Description of the task =
Would you copy all lines in the data that contain the word "text"?
__________________________________________________
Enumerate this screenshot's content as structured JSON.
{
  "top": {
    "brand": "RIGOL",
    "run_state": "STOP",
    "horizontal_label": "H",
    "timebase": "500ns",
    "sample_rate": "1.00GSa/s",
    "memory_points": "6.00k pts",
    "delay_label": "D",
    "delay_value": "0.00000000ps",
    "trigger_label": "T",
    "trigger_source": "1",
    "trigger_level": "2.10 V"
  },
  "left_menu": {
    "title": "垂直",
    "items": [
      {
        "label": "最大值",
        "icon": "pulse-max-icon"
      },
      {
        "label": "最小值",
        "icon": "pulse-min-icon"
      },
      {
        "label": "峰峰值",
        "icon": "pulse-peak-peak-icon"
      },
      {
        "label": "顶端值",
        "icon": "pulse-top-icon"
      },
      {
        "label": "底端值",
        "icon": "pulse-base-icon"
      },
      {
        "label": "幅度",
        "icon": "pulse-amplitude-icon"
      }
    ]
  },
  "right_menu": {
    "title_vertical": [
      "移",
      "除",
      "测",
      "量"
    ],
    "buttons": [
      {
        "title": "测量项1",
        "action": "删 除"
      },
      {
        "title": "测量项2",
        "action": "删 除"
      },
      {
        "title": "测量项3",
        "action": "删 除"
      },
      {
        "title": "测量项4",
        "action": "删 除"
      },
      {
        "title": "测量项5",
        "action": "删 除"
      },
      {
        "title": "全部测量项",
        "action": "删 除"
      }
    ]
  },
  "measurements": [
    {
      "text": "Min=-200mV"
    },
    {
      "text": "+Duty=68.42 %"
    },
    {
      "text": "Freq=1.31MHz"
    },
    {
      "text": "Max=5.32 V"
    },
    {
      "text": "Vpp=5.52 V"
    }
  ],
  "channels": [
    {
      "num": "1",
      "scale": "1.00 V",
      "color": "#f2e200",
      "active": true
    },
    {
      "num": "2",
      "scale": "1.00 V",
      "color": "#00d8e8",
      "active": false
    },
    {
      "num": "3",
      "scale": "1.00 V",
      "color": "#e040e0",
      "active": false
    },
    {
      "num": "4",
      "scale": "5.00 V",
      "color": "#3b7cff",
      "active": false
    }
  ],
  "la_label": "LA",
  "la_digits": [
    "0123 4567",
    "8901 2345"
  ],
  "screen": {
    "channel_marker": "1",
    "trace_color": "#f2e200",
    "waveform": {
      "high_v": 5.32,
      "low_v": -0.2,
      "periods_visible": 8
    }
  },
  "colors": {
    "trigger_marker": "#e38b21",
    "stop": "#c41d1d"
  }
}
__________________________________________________
Reply =
      "text": "Min=-200mV"
      "text": "+Duty=68.42 %"
      "text": "Freq=1.31MHz"
      "text": "Max=5.32 V"
      "text": "Vpp=5.52 V"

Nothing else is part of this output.